And yet, the wrestler tells Jacob that he did win: “You struggled with God and with men and won,” says the wrestler.
How did Jacob win?
He won by losing.
Let’s back up a bit. Jacob, the ultimate trickster, the man who saw every transaction as a way to win or lose, leaves his father-in-law Laban – and he could have gone anywhere. But God told him to go home – back to the land that had been promised to his grandfather Abraham. Jacob listened to God, Jacob heard God, and Jacob obeyed God, even though Jacob seems at the time to have believed it was a death sentence. Jacob thought there was a very real chance that his brother was going to welcome him home by trying to kill him. And yet, Jacob followed God’s command. Jacob was willing to give up his life in obedience to God.
That made Jacob a winner before the wrestling match even started. When we surrender ourselves, our destinies, our security to God, when we are willing to lose everything for God’s sake, that’s when we ultimately win.
Jacob, at some point in this wrestling match, knew that he was dealing with an opponent who was beyond his control.
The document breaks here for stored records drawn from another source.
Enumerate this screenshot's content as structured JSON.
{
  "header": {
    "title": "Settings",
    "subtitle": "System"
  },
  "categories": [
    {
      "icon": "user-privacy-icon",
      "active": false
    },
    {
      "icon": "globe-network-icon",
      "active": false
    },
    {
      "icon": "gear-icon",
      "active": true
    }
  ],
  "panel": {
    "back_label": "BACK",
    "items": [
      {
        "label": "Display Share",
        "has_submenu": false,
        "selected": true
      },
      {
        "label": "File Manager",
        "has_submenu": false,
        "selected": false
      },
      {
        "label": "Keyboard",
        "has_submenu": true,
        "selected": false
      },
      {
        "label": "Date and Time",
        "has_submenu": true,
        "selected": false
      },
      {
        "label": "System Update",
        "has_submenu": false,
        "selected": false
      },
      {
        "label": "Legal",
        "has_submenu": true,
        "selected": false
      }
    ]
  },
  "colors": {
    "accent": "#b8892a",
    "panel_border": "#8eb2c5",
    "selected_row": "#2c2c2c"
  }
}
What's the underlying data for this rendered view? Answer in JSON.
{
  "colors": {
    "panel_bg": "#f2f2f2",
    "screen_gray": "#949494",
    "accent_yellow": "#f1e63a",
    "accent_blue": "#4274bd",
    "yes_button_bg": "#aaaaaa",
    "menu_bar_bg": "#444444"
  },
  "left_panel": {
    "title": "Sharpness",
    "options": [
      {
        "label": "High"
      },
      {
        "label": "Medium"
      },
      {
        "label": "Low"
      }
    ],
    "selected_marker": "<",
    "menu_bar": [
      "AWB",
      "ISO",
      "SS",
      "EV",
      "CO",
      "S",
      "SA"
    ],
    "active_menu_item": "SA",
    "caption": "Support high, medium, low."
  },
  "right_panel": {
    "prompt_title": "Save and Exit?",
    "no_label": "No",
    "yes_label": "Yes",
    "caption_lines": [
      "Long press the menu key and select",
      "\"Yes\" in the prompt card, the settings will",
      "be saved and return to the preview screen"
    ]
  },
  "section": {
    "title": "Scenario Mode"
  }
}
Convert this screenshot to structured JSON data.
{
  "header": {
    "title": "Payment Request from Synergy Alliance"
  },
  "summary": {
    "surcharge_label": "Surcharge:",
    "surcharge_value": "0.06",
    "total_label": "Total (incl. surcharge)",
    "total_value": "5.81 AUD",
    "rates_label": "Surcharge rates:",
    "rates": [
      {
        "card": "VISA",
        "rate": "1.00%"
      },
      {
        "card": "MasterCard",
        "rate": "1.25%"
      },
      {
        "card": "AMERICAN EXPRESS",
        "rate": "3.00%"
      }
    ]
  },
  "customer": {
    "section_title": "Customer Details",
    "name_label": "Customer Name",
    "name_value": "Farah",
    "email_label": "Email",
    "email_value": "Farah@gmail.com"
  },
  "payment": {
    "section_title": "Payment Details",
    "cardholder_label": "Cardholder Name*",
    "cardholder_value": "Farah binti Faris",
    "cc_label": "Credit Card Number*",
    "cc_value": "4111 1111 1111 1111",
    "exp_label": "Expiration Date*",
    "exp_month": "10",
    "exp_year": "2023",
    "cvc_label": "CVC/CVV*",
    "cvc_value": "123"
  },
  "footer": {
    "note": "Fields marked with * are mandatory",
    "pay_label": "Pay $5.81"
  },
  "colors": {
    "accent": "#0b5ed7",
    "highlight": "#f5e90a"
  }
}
And yet, he would not let go. He wanted a blessing. The man who once tricked his own father out of a blessing knew that this was God, or God’s representative, and Jacob saw the chance to get a much more powerful blessing than the one he received from his father. While Jacob could trick his brother, his father and his father-in-law, there was no way to trick God out of a blessing. The only thing Jacob could do was hold on and hope for the best.
Jacob had learned his lesson – the secret to success is not defeating your enemies but surrendering to God. And Jacob was given a limp, an injury from his wrestling match, as a reminder of the lesson.
The image that this story gives us of Jacob wrestling with God is a strange one, one that it’s hard for us to understand. We can’t defeat God, and most of us know it, even though we go through periods of denial. For most of us, the true battle is not between me and God but between me and myself. Will I go this way or that way? Will I be obedient or disobedient? Will I be faithful and patient, waiting on God’s timetable? Those were Jacob’s challenges as well. Jacob could never have beaten the mysterious wrestler. His challenge was whether or not he’d be able to hold on until dawn. Our challenge, too, is to hold on through the night, not to let go of our faith, to wait for the dawn of God’s blessing.
Daniel Parkins wrote this on the Relevant Magazine web site:
God will always win the wrestling match; if we were smart, then the sooner we submit, the better.
In the upside-down Kingdom, where to be poor is to be rich, to mourn is to be comforted, we see the profound reality of the Gospel in Genesis’ account of a wrestling match. Having come into contact face to face with the Lord of hosts, with the ever patient and faithful One, we see at long last a broken and contrite spirit humbled to the core. We see a man dependent upon God, rather than dependent upon himself. We see in Jacob a picture of a man renewed by the power of God, now remade in His own image, finally surrendered to the will of God for his life. We see in no small measure great faith worked out.
Jacob saw the face of God by letting go of his own security, his old ideas of winning and losing, and by holding on to God for dear life, until God’s blessing became clear. Psalm 17:15 says this: “As for me, I shall behold your face in righteousness; when I awake I shall be satisfied, beholding your likeness.”
May it be said of each of us that we behold God’s face, by letting go of ourselves and our own ideas of security, and instead clinging to God’s promise and God’s blessing until, at last, the dawn comes.